The camera boasts some major new features and improvements, including the all-new DIGIC 5+ Image Processor which will lead to faster processing, read and write speeds. Aside from that, it will come with a 22.3 Megapixel full-frame sensor with 61-point autofocus that supports up to a whopping 6fps continuous shooting. The low light performance has been enhanced as well, with the camera boasting a native ISO 100-25,600 sensitivity that can be expanded up to ISO 50-102400. Also coming with it is a 3.2″ Clear View High Resolution LCD, Built-In HDR, Dual CF and SD Memory Card Slots among other features.

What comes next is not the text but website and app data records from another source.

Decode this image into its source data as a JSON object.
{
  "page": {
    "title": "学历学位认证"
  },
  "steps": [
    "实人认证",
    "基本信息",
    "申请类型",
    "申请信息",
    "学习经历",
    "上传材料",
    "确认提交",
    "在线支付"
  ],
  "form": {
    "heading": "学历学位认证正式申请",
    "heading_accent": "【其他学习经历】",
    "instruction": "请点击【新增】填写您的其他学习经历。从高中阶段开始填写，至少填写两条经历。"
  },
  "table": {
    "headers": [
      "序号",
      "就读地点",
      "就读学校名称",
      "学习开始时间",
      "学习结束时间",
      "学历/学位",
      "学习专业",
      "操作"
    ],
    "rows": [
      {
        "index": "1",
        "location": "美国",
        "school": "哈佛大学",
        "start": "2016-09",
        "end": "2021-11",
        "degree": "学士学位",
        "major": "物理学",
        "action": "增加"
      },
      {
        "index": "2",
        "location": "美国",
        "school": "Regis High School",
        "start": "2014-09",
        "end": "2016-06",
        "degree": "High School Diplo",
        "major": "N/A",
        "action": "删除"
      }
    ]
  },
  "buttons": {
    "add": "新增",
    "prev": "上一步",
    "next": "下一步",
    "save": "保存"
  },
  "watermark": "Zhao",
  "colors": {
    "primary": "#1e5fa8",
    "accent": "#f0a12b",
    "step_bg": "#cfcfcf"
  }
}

For filmmakers and video enthusiasts like me, there are features to look out for although they are less dramatic as the photo ones. Canon Mark II single-handedly revolutionized indie filmmaking with it’s amazing depth of field and quality at an affordable price point and it’s no secret that most low-budget indies use the camera to shoot. First, the bad news. There’s still no 60fps in 1080p and limited to 720p still which is kind of a bummer but understandable that the technology of that sort of a full frame camera may not be there yet. But the camera still shoots 1080p with 24fps, 25fps, and 30fps, but the improvements include a longer single-shot record time to 29 minutes and 59 seconds rather than the previous 12 minute barrier. ISO in Movie Mode also goes up to 25,600 which would give great low light performance. There’s also SMPTE Timecode, a headphone jack that finally allows you to monitor audio that you are recording, full resolution HDMI output, reduced anti-aliasing/moire/ rolling shutter thanks to new sensor, and the all-new IPB compression option that will result in larger file sizes but better quality.
I think it’s a pretty useful upgrade for the price and both video enthusiasts and photographers will get more than enough out of their investment. The camera is expected to release end of March, and the body only will cost around $3499.
Read all the specs below.
||Interchangeable Lens DSLR
||Full-Frame (36 x 24mm)
||DIGIC 5+ Image Processor
||JPEG and RAW
|Continuous Shooting Speed
||Up to 6.0 fps (with UDMA CF Card)
||Auto and Manual
||iFCL (with 63-zone Dual Layer metering sensor)
||Hot shoe and PC terminal
||Optical pentaprism with superimposed LCD
|Viewfinder Angle of View
||3.2″ 1,040,000 dots
||100-25600 (50-102400 in expanded mode)
|Video Recording Formats
||1080/30p (29.97), 24p (23.976), 25p; 720/60p (59.94), 50p; 480/60p (59.94), 50p
|Video Clip Length
||29 minutes 59 seconds (4GB automatic file partition)
||All i-Frame and IPB compressions
||Multiple Exposure and High Dynamic Range (HDR)
||HDMI, A/V output, USB 2.0
||LP-E6 lithium-ion battery pack
||Compatible with optional transmitters and receivers
||6 x 4.6 x 3″ / 15.2 x 11.7 x 7.6 cm
||1.90 lb / 860 g